What the task asks
A copy is needed of each line in the records that has the word "title".

Information given
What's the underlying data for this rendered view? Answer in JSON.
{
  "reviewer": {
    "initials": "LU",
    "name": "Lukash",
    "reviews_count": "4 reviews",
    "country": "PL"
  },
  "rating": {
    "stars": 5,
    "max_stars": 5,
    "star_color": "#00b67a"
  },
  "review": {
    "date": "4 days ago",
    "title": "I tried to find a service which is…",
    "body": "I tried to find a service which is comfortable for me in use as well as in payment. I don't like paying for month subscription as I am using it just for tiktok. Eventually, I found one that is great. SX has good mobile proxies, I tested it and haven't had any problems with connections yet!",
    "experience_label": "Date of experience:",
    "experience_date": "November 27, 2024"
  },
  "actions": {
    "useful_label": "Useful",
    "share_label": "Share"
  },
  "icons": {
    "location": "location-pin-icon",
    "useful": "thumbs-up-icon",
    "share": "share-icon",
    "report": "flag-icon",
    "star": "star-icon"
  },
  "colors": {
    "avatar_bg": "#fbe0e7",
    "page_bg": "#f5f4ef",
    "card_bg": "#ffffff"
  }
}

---

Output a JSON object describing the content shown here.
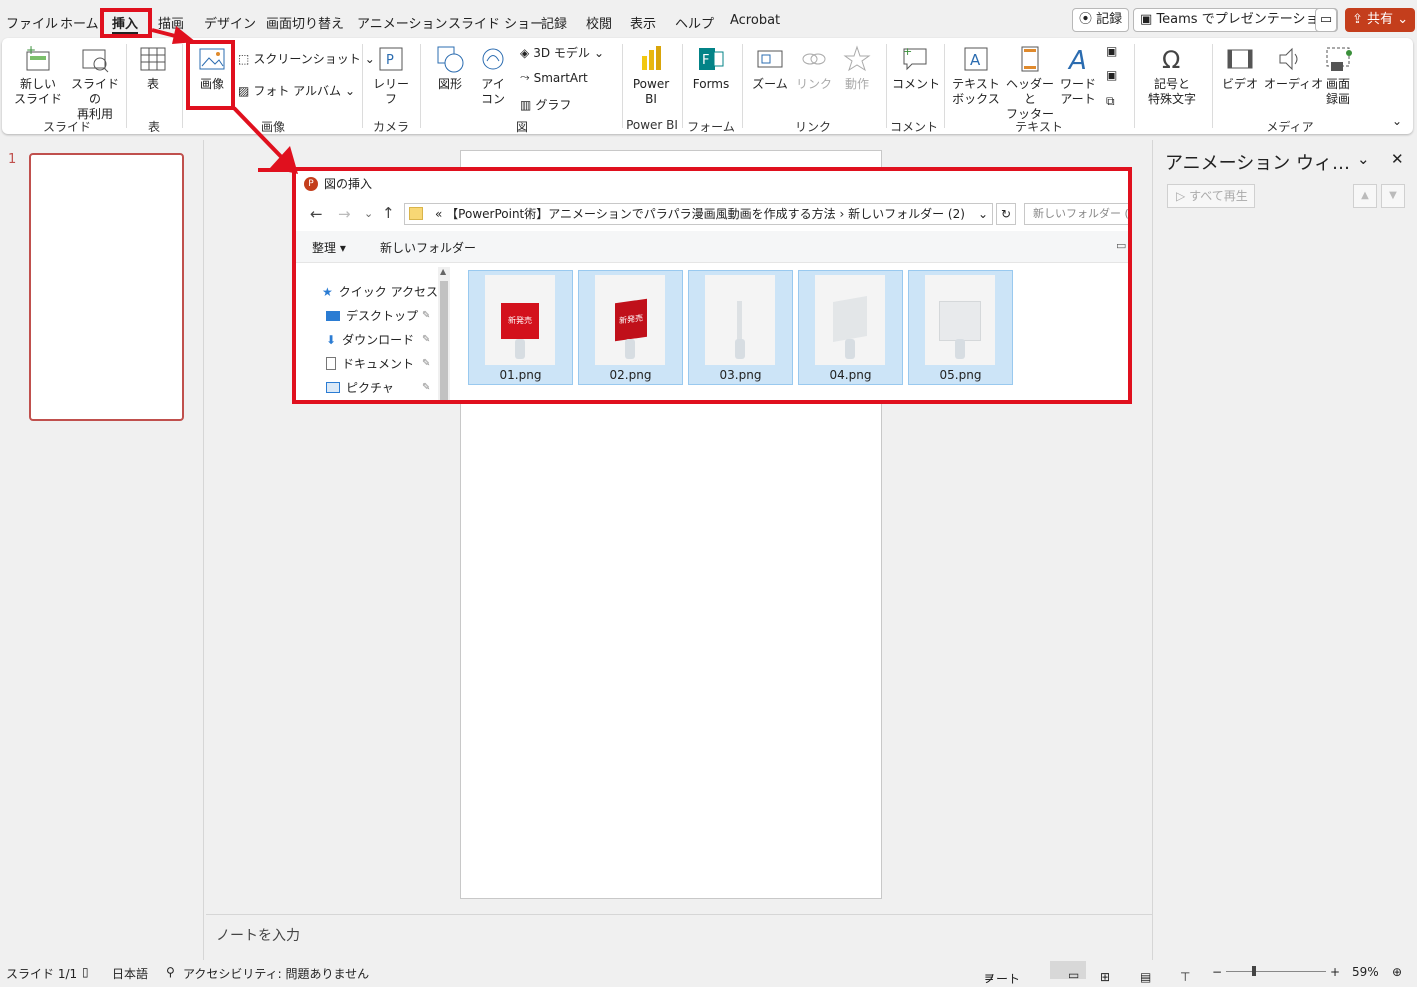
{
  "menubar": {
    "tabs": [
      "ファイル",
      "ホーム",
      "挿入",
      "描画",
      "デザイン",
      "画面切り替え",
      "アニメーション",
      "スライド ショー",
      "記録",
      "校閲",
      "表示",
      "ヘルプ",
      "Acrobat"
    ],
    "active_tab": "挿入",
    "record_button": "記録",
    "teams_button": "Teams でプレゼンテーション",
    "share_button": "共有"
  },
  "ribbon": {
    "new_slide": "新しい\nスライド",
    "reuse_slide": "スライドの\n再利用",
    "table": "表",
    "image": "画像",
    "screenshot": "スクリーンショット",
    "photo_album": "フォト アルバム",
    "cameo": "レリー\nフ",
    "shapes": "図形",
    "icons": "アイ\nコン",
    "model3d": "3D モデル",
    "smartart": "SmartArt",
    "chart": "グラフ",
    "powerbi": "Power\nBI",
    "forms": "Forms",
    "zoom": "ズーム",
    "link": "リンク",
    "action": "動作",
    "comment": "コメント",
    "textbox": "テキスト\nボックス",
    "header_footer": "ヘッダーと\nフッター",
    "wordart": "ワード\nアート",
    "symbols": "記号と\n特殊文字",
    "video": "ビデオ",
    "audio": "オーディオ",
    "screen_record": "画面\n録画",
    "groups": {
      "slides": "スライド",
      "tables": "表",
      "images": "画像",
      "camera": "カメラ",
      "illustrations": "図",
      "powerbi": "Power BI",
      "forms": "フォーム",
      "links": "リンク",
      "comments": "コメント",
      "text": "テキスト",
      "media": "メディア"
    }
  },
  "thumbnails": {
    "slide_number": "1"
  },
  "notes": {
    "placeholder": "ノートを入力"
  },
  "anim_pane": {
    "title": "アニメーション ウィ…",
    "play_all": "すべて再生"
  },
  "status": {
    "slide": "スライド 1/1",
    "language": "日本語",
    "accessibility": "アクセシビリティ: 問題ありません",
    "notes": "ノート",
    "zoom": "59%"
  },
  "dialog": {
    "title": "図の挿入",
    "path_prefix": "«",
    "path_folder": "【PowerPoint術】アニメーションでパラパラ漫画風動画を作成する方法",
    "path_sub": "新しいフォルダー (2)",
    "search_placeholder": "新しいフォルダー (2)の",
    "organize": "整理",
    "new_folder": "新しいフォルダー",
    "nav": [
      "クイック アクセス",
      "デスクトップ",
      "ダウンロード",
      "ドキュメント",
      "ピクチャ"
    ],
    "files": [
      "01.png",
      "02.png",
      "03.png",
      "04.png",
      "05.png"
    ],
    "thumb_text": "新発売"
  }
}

Answer to the problem
    "title": "I tried to find a service which is…",
    "title": "アニメーション ウィ…",
    "title": "図の挿入",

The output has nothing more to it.